This time it’s later in the day. As we arrive a Sparrowhawk flies over our shoulders and lands on the rocks above the sea.
There are distant Common Buzzards gliding in ever-higher circles high over the headland. Nearby, a Common Kestrel flies past fast:
They’re such beautiful birds. Their scientific name is Falco tinnunculus. Falco means sickle.
I can see it hovering over the grassy slopes. I’m not sure there are many mice and voles here. In Orkney they are called Moosiehaaks.
It plunges onto the ground and then rises again with a cricket in its talons.
Then, just like the Lesser Kestrels we’ve seen in Italy, it eats it on the wing.

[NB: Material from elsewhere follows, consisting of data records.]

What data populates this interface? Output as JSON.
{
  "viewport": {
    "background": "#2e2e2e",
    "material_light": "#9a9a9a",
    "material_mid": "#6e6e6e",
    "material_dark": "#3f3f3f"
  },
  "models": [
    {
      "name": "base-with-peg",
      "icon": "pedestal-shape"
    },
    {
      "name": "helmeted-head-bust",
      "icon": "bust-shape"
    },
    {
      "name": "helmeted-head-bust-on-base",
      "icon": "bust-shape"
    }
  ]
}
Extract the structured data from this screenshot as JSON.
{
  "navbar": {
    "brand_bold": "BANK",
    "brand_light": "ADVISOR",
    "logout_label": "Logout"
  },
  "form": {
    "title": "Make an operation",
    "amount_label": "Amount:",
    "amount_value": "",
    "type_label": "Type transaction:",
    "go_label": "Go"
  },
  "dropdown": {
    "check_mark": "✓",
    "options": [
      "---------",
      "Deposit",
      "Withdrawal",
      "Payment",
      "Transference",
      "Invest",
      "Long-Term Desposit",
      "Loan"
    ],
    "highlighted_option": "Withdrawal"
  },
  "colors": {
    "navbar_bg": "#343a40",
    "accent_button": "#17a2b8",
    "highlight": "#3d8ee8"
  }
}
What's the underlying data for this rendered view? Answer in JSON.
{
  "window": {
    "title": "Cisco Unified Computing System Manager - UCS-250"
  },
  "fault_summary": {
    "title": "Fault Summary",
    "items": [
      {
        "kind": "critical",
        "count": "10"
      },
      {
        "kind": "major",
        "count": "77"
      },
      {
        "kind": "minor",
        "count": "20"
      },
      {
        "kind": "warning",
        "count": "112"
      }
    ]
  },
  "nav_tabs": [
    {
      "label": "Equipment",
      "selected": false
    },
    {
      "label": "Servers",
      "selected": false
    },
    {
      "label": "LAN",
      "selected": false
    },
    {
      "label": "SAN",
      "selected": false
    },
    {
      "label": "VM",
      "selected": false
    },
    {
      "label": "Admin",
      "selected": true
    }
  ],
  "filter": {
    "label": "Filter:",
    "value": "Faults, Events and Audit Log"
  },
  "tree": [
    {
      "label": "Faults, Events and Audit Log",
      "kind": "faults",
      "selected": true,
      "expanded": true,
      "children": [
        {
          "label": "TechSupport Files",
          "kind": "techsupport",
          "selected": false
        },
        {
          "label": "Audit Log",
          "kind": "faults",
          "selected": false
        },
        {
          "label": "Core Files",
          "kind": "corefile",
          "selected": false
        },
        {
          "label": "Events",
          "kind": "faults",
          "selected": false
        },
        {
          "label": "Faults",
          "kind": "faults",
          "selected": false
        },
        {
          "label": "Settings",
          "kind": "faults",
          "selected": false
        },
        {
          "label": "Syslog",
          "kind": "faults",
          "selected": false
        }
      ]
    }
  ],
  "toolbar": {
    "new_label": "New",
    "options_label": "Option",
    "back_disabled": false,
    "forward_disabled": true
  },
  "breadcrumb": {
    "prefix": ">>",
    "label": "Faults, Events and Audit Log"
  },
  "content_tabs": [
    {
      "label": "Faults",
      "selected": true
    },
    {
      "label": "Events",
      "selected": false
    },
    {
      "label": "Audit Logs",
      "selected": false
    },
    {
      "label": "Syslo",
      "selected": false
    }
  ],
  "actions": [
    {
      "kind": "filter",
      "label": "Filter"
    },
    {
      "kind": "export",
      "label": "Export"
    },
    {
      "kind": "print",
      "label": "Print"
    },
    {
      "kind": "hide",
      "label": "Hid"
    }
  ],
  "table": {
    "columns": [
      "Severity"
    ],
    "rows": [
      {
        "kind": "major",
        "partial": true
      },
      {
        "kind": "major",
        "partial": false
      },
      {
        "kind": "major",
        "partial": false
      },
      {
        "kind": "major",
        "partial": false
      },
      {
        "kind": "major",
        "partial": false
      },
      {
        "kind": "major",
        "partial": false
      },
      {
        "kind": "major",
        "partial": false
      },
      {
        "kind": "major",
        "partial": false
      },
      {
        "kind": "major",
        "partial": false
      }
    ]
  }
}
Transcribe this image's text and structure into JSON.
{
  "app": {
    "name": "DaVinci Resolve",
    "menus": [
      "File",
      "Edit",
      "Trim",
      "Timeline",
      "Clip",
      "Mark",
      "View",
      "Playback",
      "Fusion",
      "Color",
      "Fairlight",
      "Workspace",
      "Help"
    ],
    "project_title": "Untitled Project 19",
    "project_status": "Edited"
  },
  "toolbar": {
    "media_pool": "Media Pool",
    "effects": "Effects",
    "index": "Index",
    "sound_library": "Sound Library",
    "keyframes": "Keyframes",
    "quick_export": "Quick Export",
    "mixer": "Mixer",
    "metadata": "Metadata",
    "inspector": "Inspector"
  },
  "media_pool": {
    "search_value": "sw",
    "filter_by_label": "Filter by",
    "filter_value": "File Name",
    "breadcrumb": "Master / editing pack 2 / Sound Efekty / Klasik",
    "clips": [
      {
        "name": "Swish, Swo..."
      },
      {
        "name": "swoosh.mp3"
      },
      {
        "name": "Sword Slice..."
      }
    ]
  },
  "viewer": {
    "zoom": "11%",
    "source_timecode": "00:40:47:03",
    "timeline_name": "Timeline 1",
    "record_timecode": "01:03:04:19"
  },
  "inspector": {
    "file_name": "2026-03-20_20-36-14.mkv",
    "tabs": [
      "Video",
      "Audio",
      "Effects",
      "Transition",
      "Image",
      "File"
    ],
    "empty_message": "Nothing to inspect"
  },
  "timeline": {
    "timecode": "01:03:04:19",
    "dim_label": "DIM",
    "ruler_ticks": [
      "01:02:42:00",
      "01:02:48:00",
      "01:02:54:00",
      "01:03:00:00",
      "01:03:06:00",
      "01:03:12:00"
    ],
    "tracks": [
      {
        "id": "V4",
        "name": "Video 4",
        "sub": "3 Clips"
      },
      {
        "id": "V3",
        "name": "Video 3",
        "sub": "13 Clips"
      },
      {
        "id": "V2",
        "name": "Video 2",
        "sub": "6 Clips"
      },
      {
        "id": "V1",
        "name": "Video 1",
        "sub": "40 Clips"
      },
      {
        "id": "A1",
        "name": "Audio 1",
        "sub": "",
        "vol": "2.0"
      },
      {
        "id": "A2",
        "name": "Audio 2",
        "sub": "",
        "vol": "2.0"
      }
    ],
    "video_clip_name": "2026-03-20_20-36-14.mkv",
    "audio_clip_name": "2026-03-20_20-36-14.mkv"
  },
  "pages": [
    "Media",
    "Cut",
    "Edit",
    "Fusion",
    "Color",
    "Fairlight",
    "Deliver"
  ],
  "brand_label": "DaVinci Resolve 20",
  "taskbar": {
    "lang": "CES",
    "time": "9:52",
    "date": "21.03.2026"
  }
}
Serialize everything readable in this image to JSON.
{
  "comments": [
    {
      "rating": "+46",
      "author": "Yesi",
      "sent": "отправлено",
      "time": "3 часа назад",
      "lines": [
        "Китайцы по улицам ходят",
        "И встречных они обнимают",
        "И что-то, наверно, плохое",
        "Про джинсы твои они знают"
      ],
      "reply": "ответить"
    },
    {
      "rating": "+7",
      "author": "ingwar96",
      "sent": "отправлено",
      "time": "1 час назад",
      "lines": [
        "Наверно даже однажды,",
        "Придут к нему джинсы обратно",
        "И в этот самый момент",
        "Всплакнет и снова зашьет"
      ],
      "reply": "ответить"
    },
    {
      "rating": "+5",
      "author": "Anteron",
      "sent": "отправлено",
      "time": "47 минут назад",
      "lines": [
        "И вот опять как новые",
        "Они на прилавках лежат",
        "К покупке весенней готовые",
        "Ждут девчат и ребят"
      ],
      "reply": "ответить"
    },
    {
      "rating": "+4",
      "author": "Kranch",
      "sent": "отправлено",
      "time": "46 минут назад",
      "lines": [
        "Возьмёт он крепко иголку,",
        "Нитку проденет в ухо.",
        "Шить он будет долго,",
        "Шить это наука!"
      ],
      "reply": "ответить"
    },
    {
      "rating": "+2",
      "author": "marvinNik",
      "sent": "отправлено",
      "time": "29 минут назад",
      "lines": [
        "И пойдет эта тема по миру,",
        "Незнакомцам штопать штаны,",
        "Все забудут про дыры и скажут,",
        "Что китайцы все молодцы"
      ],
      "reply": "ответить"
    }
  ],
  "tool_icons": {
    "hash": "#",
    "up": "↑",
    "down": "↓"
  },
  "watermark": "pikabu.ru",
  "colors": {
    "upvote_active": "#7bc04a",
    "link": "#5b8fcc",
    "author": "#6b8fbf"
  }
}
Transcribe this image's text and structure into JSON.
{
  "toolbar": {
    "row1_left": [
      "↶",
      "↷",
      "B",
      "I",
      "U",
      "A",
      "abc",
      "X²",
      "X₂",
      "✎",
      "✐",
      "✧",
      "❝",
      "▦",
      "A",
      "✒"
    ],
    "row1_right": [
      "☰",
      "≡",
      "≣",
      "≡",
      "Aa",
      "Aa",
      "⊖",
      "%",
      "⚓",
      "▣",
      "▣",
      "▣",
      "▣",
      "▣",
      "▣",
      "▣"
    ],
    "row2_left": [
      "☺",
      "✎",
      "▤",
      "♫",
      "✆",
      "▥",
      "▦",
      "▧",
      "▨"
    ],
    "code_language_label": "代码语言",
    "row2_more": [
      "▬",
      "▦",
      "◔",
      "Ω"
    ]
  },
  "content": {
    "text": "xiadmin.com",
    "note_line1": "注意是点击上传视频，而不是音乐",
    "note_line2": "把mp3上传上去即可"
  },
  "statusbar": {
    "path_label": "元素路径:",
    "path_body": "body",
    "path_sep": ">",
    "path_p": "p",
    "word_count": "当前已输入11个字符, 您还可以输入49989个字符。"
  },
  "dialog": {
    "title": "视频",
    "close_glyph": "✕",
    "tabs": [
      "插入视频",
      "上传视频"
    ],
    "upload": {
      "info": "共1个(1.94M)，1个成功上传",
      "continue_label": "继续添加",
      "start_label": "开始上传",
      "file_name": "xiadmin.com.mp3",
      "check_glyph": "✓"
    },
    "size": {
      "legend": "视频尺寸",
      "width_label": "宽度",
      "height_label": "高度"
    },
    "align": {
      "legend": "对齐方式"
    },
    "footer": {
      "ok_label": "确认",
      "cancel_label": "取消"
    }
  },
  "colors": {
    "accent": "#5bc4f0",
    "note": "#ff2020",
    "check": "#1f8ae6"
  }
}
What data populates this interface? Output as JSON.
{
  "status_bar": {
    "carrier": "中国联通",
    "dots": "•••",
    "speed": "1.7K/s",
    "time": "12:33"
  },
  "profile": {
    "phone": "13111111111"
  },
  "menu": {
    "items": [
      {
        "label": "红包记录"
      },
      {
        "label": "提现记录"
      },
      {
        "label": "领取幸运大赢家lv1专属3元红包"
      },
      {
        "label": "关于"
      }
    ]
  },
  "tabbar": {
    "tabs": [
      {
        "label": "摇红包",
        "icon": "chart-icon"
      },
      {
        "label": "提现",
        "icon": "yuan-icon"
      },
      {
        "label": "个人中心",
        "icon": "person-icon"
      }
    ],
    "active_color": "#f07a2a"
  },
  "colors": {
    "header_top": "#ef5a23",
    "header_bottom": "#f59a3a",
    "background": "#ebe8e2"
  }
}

From the car park we can see the village of Hallsands half-way down the cliffs. It was abandoned when I first visited it. Hallsands was a thriving community in the 1890s, with numerous houses and a chapel. The Admiralty made the decision to expand the naval dockyard at Keyham and gave a contract to dredge shingle from the coast. The beach level fell by between seven and twelve feet and, in one storm in 1917, most of the village was washed away.
The Government commissioned a report which was never published, because it said the disaster was due to the dredging. The villagers lost everything they had.
As we pack up to leave, a familiar looking plane appears. It’s a Spitfire. I know there’s been one over Exeter recently with ‘Thank you NHS’ under its wings. This has the same insignia.
What an incredible machine.